_What the task asks_
If a line in the records below holds the word "sender", copy it.

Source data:
━━━━

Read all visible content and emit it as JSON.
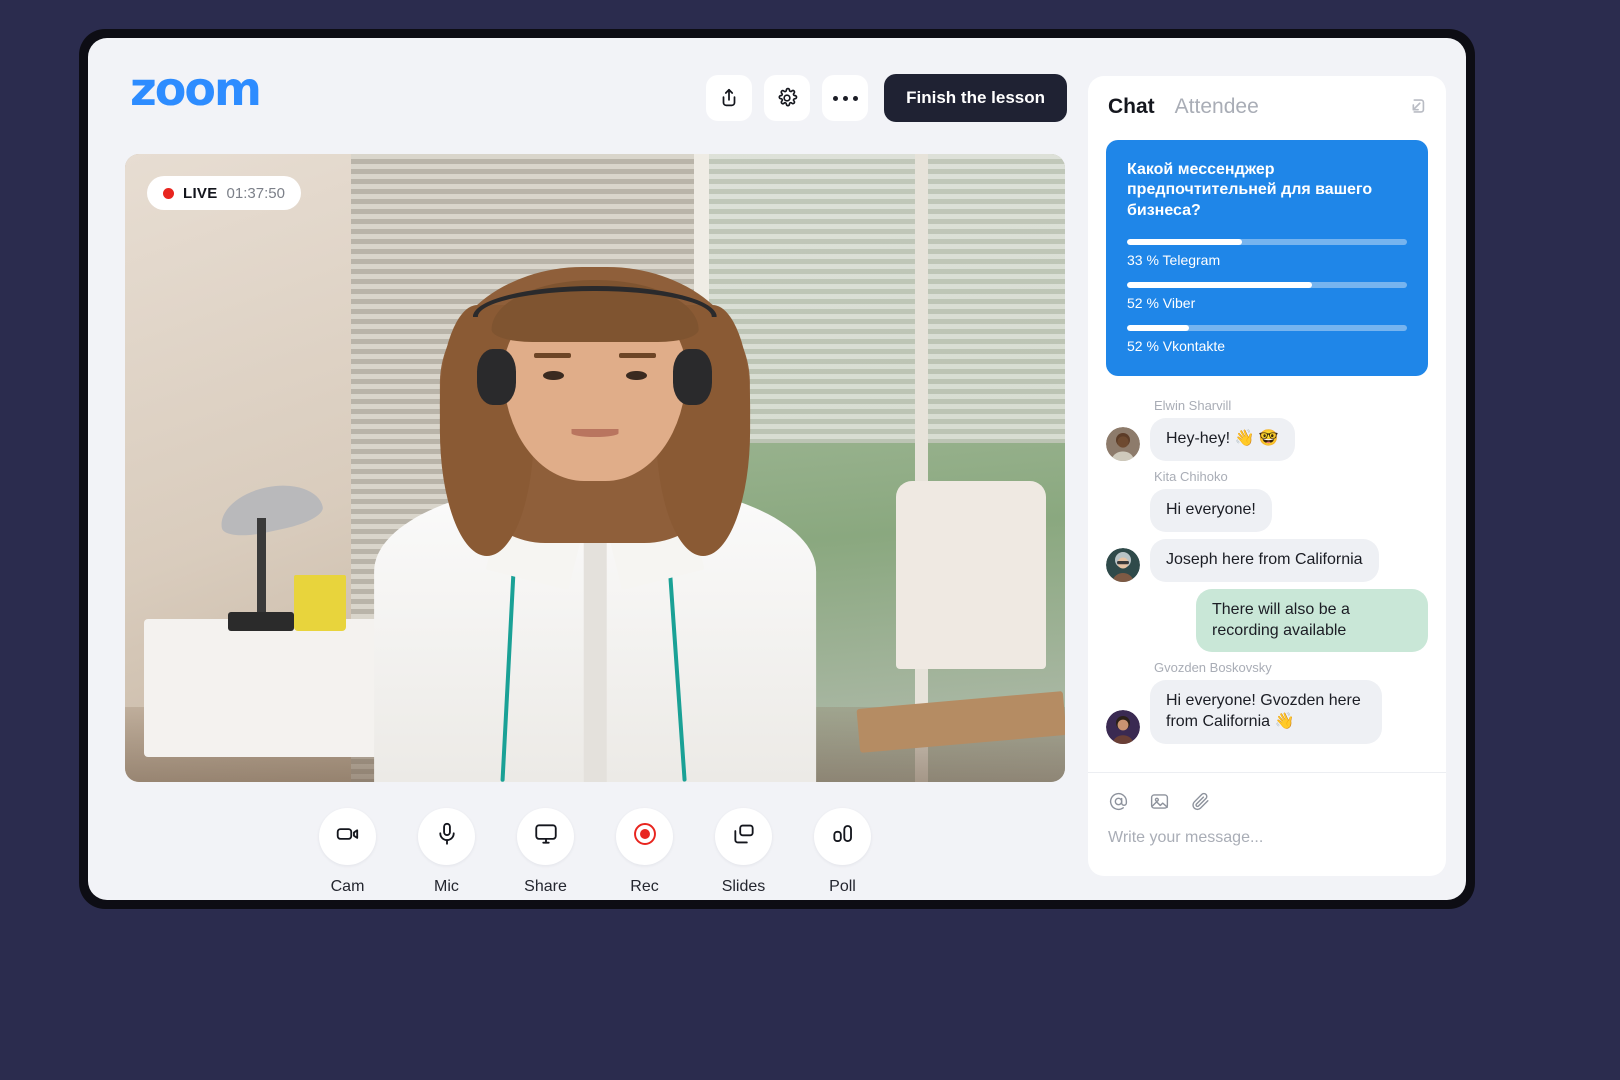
{
  "app": {
    "logo_text": "zoom",
    "finish_button": "Finish the lesson"
  },
  "header_icons": {
    "share": "share-icon",
    "settings": "gear-icon",
    "more": "more-dots-icon"
  },
  "video": {
    "live_label": "LIVE",
    "timer": "01:37:50",
    "live_dot_color": "#e8251f"
  },
  "toolbar": {
    "items": [
      {
        "label": "Cam",
        "icon": "camera-icon"
      },
      {
        "label": "Mic",
        "icon": "microphone-icon"
      },
      {
        "label": "Share",
        "icon": "screen-share-icon"
      },
      {
        "label": "Rec",
        "icon": "record-icon"
      },
      {
        "label": "Slides",
        "icon": "slides-icon"
      },
      {
        "label": "Poll",
        "icon": "poll-icon"
      }
    ]
  },
  "chat_panel": {
    "tabs": [
      {
        "label": "Chat",
        "active": true
      },
      {
        "label": "Attendee",
        "active": false
      }
    ],
    "expand_icon": "expand-panel-icon",
    "poll": {
      "question": "Какой мессенджер предпочтительней для вашего бизнеса?",
      "accent_color": "#1f86e8",
      "options": [
        {
          "label": "33 % Telegram",
          "percent": 41
        },
        {
          "label": "52 % Viber",
          "percent": 66
        },
        {
          "label": "52 % Vkontakte",
          "percent": 22
        }
      ]
    },
    "messages": [
      {
        "sender": "Elwin Sharvill",
        "text": "Hey-hey! 👋 🤓",
        "own": false,
        "show_name": true,
        "show_avatar": true
      },
      {
        "sender": "Kita Chihoko",
        "text": "Hi everyone!",
        "own": false,
        "show_name": true,
        "show_avatar": false
      },
      {
        "sender": "Kita Chihoko",
        "text": "Joseph here from California",
        "own": false,
        "show_name": false,
        "show_avatar": true
      },
      {
        "sender": "",
        "text": "There will also be a recording available",
        "own": true,
        "show_name": false,
        "show_avatar": false
      },
      {
        "sender": "Gvozden Boskovsky",
        "text": "Hi everyone! Gvozden here from California 👋",
        "own": false,
        "show_name": true,
        "show_avatar": true
      }
    ],
    "composer": {
      "icons": [
        "mention-icon",
        "image-icon",
        "attachment-icon"
      ],
      "placeholder": "Write your message..."
    }
  }
}
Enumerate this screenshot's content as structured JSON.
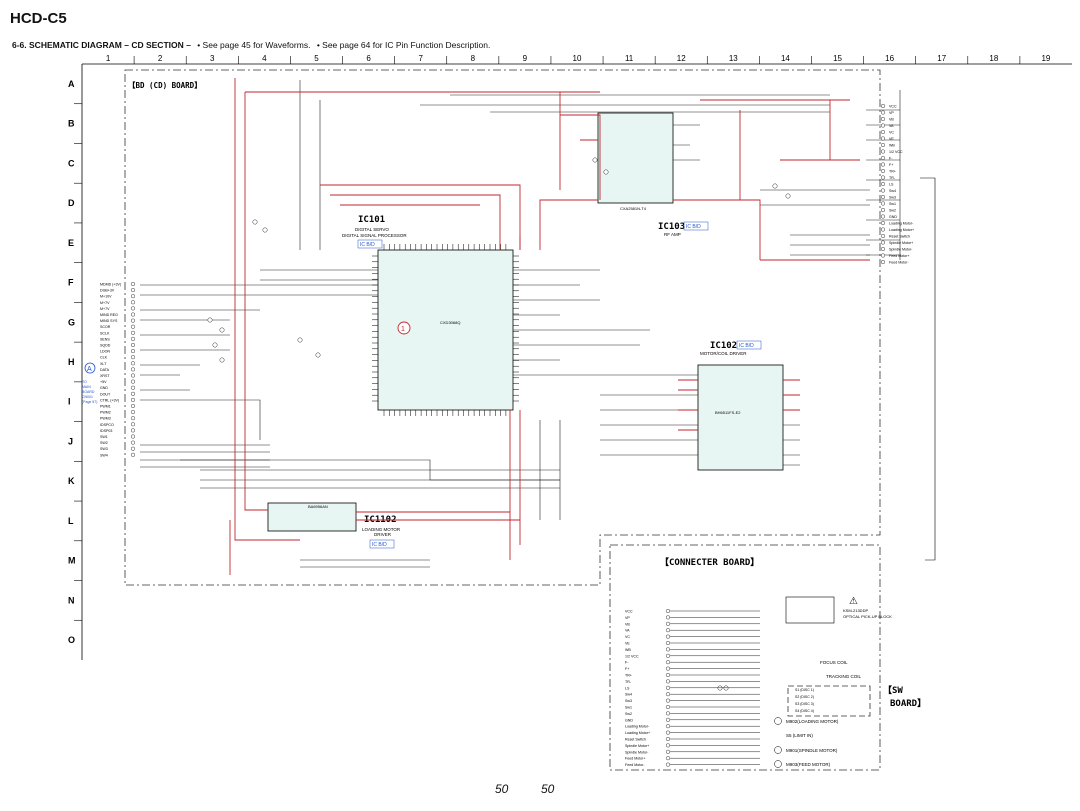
{
  "header": {
    "model": "HCD-C5",
    "section_title": "6-6. SCHEMATIC DIAGRAM – CD SECTION –",
    "notes": [
      "• See page 45 for Waveforms.",
      "• See page 64 for IC Pin Function Description."
    ]
  },
  "grid": {
    "columns": [
      "1",
      "2",
      "3",
      "4",
      "5",
      "6",
      "7",
      "8",
      "9",
      "10",
      "11",
      "12",
      "13",
      "14",
      "15",
      "16",
      "17",
      "18",
      "19"
    ],
    "rows": [
      "A",
      "B",
      "C",
      "D",
      "E",
      "F",
      "G",
      "H",
      "I",
      "J",
      "K",
      "L",
      "M",
      "N",
      "O"
    ]
  },
  "boards": {
    "bd": "【BD (CD)  BOARD】",
    "connecter": "【CONNECTER BOARD】",
    "sw_line1": "【SW",
    "sw_line2": "BOARD】"
  },
  "ics": {
    "ic101": {
      "name": "IC101",
      "desc1": "DIGITAL SERVO",
      "desc2": "DIGITAL SIGNAL PROCESSOR",
      "part": "CXD3068Q",
      "ref": "IC B/D"
    },
    "ic103": {
      "name": "IC103",
      "desc": "RF AMP",
      "part": "CXA2581N-T4",
      "ref": "IC B/D"
    },
    "ic102": {
      "name": "IC102",
      "desc": "MOTOR/COIL DRIVER",
      "part": "BH6511FS-E2",
      "ref": "IC B/D"
    },
    "ic1102": {
      "name": "IC1102",
      "desc1": "LOADING MOTOR",
      "desc2": "DRIVER",
      "part": "BA6956AN",
      "ref": "IC B/D"
    }
  },
  "connector_a": {
    "label": "A",
    "text": [
      "TO",
      "MAIN",
      "BOARD",
      "CN001",
      "(Page 57)"
    ]
  },
  "marker": "1",
  "left_signals": [
    "MDMD (+3V)",
    "DGB+3V",
    "M+10V",
    "M+7V",
    "M+7V",
    "MIND REG",
    "MIND SYS",
    "SCOR",
    "SCLK",
    "SENS",
    "SQDD",
    "LDON",
    "CLK",
    "XLT",
    "DATA",
    "XRST",
    "+5V",
    "GND",
    "DOUT",
    "CTRL (+3V)",
    "PWM1",
    "PWM2",
    "PWM3",
    "IDSPCO",
    "IDSP03",
    "SW1",
    "SW2",
    "SW3",
    "SW4"
  ],
  "right_signals": [
    "VCC",
    "VP",
    "VB",
    "VA",
    "VC",
    "VE",
    "WB",
    "1/2 VCC",
    "F-",
    "F+",
    "TR+",
    "TR-",
    "LS",
    "Sw4",
    "Sw3",
    "Sw1",
    "Sw2",
    "GND",
    "Loading Motor-",
    "Loading Motor+",
    "Reset Switch",
    "Spindle Motor+",
    "Spindle Motor-",
    "Feed Motor+",
    "Feed Motor-"
  ],
  "connecter_labels": [
    "VCC",
    "VP",
    "VB",
    "VA",
    "VC",
    "VE",
    "WB",
    "1/2 VCC",
    "F-",
    "F+",
    "TR+",
    "TR-",
    "LS",
    "Sw4",
    "Sw3",
    "Sw1",
    "Sw2",
    "GND",
    "Loading Motor-",
    "Loading Motor+",
    "Reset Switch",
    "Spindle Motor+",
    "Spindle Motor-",
    "Feed Motor+",
    "Feed Motor-"
  ],
  "parts": {
    "optical": "OPTICAL PICK-UP BLOCK",
    "optical_part": "KSM-213DDP",
    "focus": "FOCUS COIL",
    "tracking": "TRACKING COIL",
    "m902": "M902(LOADING MOTOR)",
    "s5": "S5 (LIMIT IN)",
    "m901": "M901(SPINDLE MOTOR)",
    "m903": "M903(FEED MOTOR)",
    "sw_switches": [
      "S1 (DISC 1)",
      "S2 (DISC 2)",
      "S3 (DISC 3)",
      "S4 (DISC 4)"
    ]
  },
  "page_numbers": {
    "left": "50",
    "right": "50"
  }
}
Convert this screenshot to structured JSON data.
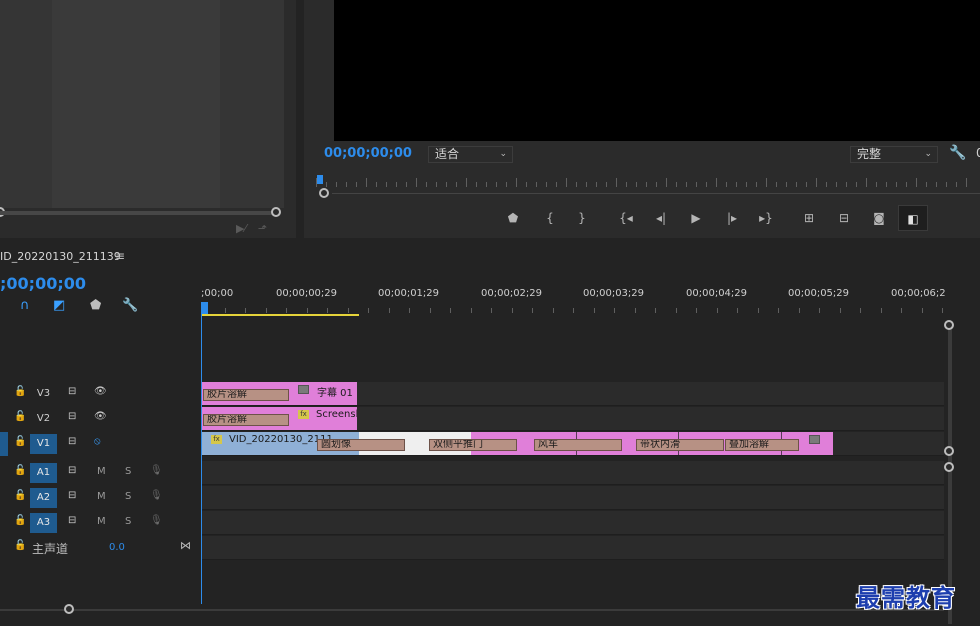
{
  "source_monitor": {
    "icons": [
      "insert-icon",
      "export-frame-icon"
    ]
  },
  "program_monitor": {
    "timecode": "00;00;00;00",
    "fit_label": "适合",
    "resolution_label": "完整",
    "extra_label": "0",
    "transport_icons": [
      "add-marker-icon",
      "mark-in-icon",
      "mark-out-icon",
      "go-to-in-icon",
      "step-back-icon",
      "play-icon",
      "step-forward-icon",
      "go-to-out-icon",
      "lift-icon",
      "extract-icon",
      "export-frame-icon",
      "comparison-view-icon"
    ]
  },
  "timeline": {
    "sequence_name": "ID_20220130_211139",
    "menu_glyph": "≡",
    "timecode": ";00;00;00",
    "ruler_labels": [
      ";00;00",
      "00;00;00;29",
      "00;00;01;29",
      "00;00;02;29",
      "00;00;03;29",
      "00;00;04;29",
      "00;00;05;29",
      "00;00;06;2"
    ],
    "tracks": {
      "v3": {
        "name": "V3"
      },
      "v2": {
        "name": "V2"
      },
      "v1": {
        "name": "V1"
      },
      "a1": {
        "name": "A1",
        "m": "M",
        "s": "S"
      },
      "a2": {
        "name": "A2",
        "m": "M",
        "s": "S"
      },
      "a3": {
        "name": "A3",
        "m": "M",
        "s": "S"
      },
      "master": {
        "name": "主声道",
        "value": "0.0"
      }
    },
    "clips": {
      "v3_transition": "胶片溶解",
      "v3_title": "字幕 01",
      "v2_transition": "胶片溶解",
      "v2_title": "Screensh",
      "v1_title": "VID_20220130_2111",
      "v1_transitions": [
        "圆划像",
        "双侧平推门",
        "风车",
        "带状内滑",
        "叠加溶解"
      ]
    },
    "watermark": "最需教育"
  },
  "colors": {
    "accent": "#2d8ceb",
    "clip_pink": "#e07fd9",
    "clip_blue": "#8fb0d6",
    "transition": "#b79184",
    "work_area": "#e5d33a"
  }
}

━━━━

_Task response_
        "sender": "Elwin Sharvill",
        "sender": "Kita Chihoko",
        "sender": "Kita Chihoko",
        "sender": "",
        "sender": "Gvozden Boskovsky",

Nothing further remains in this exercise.